WHAT YOU WILL DO:
Write out all of the records, keeping each one exactly as written.

INPUT FOR THIS TASK:
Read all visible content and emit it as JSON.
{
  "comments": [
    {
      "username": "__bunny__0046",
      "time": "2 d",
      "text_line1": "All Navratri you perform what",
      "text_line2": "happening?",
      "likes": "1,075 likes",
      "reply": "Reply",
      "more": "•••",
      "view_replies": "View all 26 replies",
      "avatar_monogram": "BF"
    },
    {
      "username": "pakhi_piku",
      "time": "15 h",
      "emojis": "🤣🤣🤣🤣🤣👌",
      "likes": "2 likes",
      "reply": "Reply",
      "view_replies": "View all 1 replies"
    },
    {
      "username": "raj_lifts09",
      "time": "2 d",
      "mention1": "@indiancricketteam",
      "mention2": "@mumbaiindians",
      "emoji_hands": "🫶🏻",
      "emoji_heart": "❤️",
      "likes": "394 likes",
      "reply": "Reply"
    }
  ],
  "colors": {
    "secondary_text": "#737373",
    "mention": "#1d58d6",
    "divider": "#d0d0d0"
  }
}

YOUR RESPONSE:
Read all visible content and emit it as JSON.
{
  "comments": [
    {
      "username": "__bunny__0046",
      "time": "2 d",
      "text_line1": "All Navratri you perform what",
      "text_line2": "happening?",
      "likes": "1,075 likes",
      "reply": "Reply",
      "more": "•••",
      "view_replies": "View all 26 replies",
      "avatar_monogram": "BF"
    },
    {
      "username": "pakhi_piku",
      "time": "15 h",
      "emojis": "🤣🤣🤣🤣🤣👌",
      "likes": "2 likes",
      "reply": "Reply",
      "view_replies": "View all 1 replies"
    },
    {
      "username": "raj_lifts09",
      "time": "2 d",
      "mention1": "@indiancricketteam",
      "mention2": "@mumbaiindians",
      "emoji_hands": "🫶🏻",
      "emoji_heart": "❤️",
      "likes": "394 likes",
      "reply": "Reply"
    }
  ],
  "colors": {
    "secondary_text": "#737373",
    "mention": "#1d58d6",
    "divider": "#d0d0d0"
  }
}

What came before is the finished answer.